The problem => Extract, from the listing that follows, each line containing the word "this".

* * * * * * *

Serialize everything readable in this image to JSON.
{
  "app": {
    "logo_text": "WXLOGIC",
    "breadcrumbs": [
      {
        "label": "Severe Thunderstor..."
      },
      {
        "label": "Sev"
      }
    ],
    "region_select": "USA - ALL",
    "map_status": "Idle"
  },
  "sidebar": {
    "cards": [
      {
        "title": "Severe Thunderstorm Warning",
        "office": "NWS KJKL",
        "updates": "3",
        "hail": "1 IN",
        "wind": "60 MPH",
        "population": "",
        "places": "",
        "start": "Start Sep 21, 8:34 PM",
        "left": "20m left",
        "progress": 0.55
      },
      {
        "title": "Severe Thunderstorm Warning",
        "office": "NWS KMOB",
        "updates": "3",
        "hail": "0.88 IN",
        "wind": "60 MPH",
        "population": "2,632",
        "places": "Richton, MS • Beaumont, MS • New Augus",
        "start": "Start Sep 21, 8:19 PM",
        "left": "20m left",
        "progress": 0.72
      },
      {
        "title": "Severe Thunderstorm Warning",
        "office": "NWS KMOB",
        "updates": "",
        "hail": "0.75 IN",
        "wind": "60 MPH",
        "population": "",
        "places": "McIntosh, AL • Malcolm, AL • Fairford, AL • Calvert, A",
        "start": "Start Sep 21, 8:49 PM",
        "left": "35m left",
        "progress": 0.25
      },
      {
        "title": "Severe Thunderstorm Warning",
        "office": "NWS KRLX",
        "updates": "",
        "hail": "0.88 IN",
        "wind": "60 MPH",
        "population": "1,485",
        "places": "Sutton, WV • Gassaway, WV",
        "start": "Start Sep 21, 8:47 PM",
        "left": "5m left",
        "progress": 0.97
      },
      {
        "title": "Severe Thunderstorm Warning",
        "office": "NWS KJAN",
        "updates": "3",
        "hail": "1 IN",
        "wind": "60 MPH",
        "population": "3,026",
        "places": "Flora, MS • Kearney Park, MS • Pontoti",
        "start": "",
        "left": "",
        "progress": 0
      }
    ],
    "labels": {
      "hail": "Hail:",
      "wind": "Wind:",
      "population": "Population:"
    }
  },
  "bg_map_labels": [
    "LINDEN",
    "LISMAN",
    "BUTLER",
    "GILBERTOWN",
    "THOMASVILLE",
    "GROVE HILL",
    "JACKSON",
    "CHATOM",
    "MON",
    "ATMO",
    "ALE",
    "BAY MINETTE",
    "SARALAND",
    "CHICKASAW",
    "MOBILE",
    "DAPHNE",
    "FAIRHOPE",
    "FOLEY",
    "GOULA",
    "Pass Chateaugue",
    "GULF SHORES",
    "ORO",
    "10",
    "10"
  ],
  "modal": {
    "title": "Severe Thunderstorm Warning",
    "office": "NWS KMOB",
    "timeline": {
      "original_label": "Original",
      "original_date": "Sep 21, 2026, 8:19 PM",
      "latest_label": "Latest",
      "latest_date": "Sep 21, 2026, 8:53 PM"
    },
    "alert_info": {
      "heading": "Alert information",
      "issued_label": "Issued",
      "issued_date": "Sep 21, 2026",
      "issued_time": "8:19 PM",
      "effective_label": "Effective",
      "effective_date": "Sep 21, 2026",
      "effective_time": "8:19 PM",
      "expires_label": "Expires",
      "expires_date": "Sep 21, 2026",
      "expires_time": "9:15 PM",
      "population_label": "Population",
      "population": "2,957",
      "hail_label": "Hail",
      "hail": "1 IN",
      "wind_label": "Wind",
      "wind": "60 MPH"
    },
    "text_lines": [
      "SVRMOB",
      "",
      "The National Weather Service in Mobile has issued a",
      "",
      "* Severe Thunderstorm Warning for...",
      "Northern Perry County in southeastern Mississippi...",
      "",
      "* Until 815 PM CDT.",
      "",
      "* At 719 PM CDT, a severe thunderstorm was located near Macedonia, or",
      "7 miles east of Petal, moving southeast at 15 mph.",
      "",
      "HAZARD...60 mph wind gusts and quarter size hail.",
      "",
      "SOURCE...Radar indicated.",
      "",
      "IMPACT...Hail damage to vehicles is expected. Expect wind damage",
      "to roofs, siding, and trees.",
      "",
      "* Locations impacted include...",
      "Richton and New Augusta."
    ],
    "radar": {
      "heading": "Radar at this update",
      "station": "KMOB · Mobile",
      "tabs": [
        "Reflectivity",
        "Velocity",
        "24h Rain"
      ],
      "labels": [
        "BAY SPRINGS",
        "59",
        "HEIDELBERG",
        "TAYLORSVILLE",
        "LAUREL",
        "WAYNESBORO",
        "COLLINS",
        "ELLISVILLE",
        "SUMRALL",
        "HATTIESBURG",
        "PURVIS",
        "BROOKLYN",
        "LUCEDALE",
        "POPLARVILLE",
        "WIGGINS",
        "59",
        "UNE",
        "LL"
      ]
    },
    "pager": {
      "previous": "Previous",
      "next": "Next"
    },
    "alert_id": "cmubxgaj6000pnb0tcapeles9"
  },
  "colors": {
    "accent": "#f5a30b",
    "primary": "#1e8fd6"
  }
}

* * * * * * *

Answer for the task =>
Serialize everything readable in this image to JSON.
      "heading": "Radar at this update",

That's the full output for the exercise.